Paperback – June 9, 2015
Before MP3s, CDs, and cassette tapes, even before LPs or 45s, the world listened to music on fragile, 10-inch shellac discs that spun at 78 revolutions per minute. While vinyl has enjoyed a renaissance in recent years, rare and noteworthy 78rpm records are exponentially harder to come by. The most sought-after sides now command tens of thousands of dollars, when they’re found at all.
Do Not Sell at Any Price is the untold story of a fixated coterie of record collectors working to ensure those songs aren’t lost forever. Music critic and author Amanda Petrusich considers the particular world of the 78—from its heyday to its near extinction—and examines how a cabal of competitive, quirky individuals have been frantically lining their shelves with some of the rarest records in the world. Besides the mania of collecting, Petrusich also explores the history of the lost backwoods blues artists from the 1920s and 30s whose work has barely survived and introduces the oddball fraternity of men—including Joe Bussard, Chris King, John Tefteller, and others—who are helping to save and digitize the blues, country, jazz, and gospel records that ultimately gave seed to the rock, pop, and hip-hop we hear today.
From Thomas Edison to Jack White, Do Not Sell at Any Price is an untold, intriguing story of the evolution of the recording formats that have changed the ways we listen to (and create) music. “Whether you’re already a 78 aficionado, a casual record collector, a crate-digger, or just someone…who enjoys listening to music, you’re going to love this book” (Slate).
About the Author

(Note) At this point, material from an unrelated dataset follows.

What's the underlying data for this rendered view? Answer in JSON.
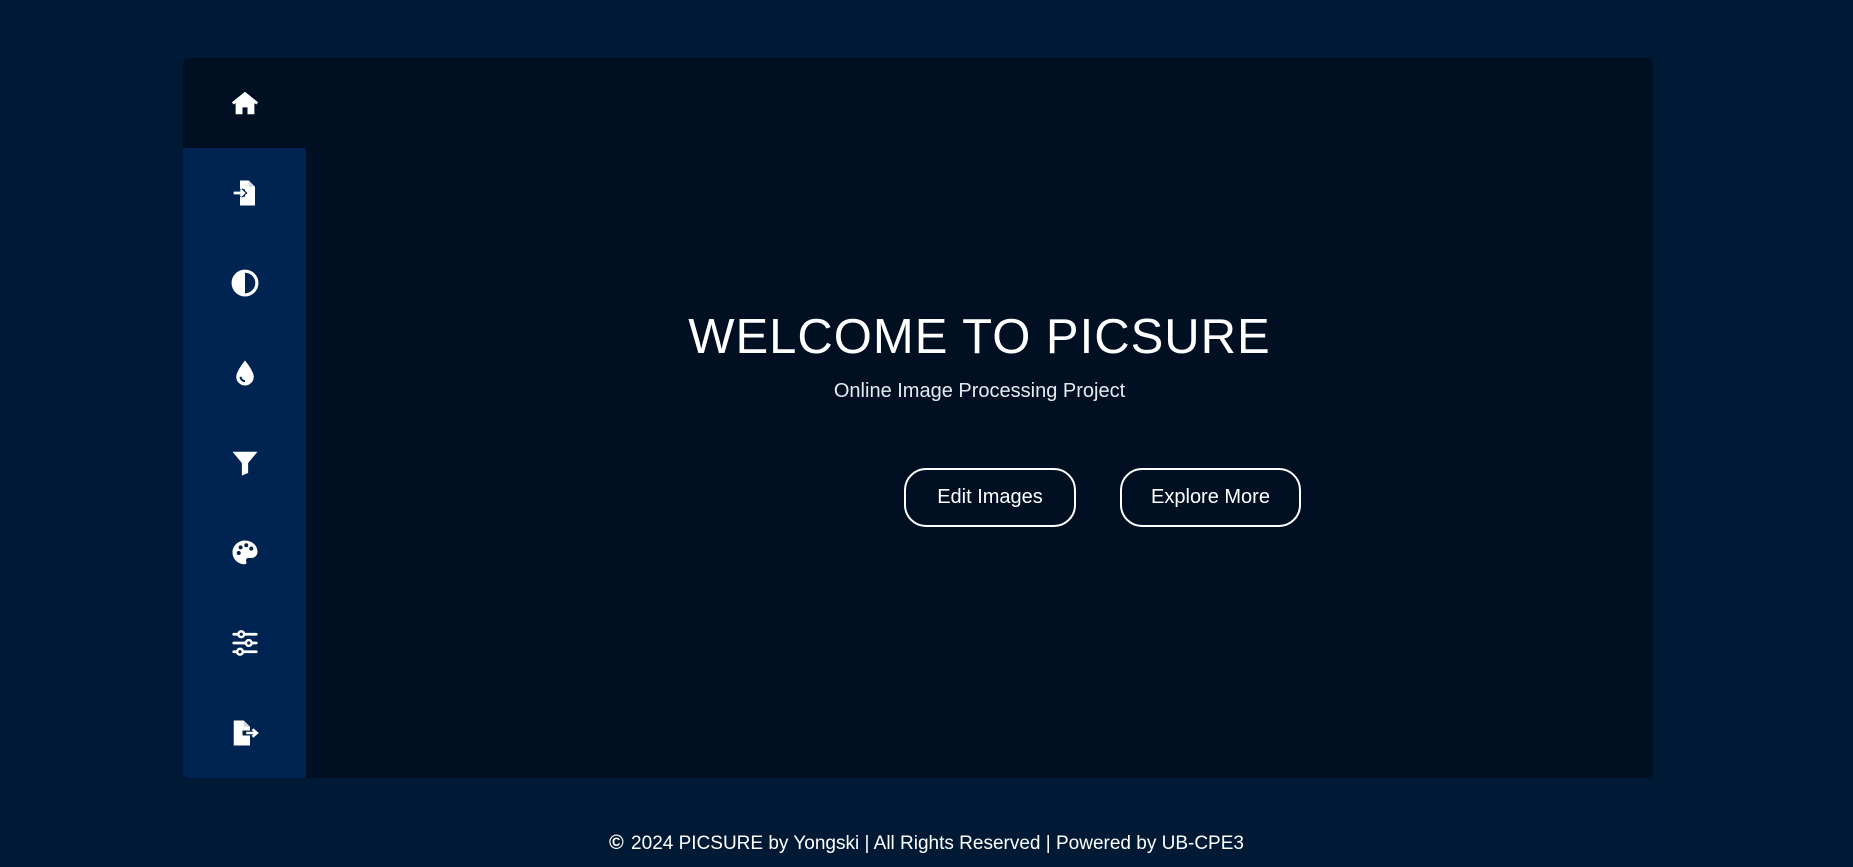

Amanda Petrusich is the author of It Still Moves: Lost Songs, Lost Highways, and the Search for the Next American Music and Pink Moon, an installment in Continuum/Bloomsbury’s acclaimed 33 1/3 series. Her writing has appeared in The New Yorker, The New York Times, The New York Times Magazine, The Atlantic, Pitchfork, Spin, and The Oxford American, where she is a contributing editor. In 2016, she was named one of the 100 most influential people in Brooklyn culture by Brooklyn Magazine. She holds an M.F.A. from Columbia University, and has received fellowships from the Guggenheim Foundation, the New York Foundation for the Humanities and the MacDowell Colony. An assistant professor in the writing program at NYU’s Gallatin School of Individualized Study, she teaches advanced courses on criticism and musical subcultures. She lives in Brooklyn.